━━━ MATERIAL SUPPLIED

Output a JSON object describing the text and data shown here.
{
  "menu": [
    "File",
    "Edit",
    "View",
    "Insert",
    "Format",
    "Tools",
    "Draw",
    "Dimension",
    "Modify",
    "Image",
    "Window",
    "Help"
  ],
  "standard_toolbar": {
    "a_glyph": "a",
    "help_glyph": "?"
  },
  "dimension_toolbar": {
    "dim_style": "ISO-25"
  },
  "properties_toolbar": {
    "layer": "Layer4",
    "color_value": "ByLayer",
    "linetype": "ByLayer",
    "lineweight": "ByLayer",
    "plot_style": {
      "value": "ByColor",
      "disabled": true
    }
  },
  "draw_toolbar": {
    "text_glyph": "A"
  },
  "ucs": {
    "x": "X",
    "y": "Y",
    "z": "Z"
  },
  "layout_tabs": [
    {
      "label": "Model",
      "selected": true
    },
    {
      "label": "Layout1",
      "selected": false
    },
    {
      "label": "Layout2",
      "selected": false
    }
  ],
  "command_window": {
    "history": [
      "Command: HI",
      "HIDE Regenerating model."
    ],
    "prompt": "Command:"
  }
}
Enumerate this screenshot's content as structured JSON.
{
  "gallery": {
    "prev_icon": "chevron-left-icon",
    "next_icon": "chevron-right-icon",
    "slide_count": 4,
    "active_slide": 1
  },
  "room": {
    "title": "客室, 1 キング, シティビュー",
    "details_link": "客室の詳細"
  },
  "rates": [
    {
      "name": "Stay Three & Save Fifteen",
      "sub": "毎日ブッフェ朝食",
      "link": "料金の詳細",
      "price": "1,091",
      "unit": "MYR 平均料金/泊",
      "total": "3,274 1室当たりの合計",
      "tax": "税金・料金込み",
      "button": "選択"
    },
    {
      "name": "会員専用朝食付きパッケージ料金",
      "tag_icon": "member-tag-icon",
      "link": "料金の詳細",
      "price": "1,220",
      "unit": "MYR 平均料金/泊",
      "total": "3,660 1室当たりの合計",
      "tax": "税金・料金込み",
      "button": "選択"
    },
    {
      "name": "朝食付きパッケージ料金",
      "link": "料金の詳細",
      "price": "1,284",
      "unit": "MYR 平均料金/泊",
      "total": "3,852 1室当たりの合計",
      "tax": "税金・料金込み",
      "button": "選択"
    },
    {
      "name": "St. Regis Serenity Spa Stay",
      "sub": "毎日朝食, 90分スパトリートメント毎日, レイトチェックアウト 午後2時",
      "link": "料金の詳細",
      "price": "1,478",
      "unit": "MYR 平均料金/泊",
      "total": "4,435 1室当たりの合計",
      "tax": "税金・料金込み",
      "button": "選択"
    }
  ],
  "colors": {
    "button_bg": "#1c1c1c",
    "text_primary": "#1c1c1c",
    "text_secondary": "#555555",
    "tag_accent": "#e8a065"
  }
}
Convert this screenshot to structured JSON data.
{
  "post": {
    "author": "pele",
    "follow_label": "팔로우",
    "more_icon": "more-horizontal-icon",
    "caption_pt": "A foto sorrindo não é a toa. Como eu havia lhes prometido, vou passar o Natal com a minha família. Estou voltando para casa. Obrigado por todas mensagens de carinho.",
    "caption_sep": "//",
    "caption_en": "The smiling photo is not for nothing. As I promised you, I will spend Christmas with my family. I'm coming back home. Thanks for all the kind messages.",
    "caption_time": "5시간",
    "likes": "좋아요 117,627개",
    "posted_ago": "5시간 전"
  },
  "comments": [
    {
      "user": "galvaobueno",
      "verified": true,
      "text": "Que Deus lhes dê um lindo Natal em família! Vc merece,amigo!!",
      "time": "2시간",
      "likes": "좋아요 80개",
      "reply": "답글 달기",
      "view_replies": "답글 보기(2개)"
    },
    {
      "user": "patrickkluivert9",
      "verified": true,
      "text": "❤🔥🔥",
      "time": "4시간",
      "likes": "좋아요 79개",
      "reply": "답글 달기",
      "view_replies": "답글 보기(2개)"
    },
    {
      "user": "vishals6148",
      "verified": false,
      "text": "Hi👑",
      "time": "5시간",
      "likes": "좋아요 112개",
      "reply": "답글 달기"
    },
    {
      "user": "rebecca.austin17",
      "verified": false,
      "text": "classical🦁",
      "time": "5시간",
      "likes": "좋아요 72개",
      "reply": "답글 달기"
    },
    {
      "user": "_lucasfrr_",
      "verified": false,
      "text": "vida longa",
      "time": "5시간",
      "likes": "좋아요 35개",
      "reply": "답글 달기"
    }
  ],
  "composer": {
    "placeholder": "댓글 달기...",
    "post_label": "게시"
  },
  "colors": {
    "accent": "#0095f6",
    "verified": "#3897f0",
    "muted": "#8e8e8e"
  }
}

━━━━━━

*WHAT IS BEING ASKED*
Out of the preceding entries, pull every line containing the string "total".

*WRITTEN ANSWER*
      "total": "3,274 1室当たりの合計",
      "total": "3,660 1室当たりの合計",
      "total": "3,852 1室当たりの合計",
      "total": "4,435 1室当たりの合計",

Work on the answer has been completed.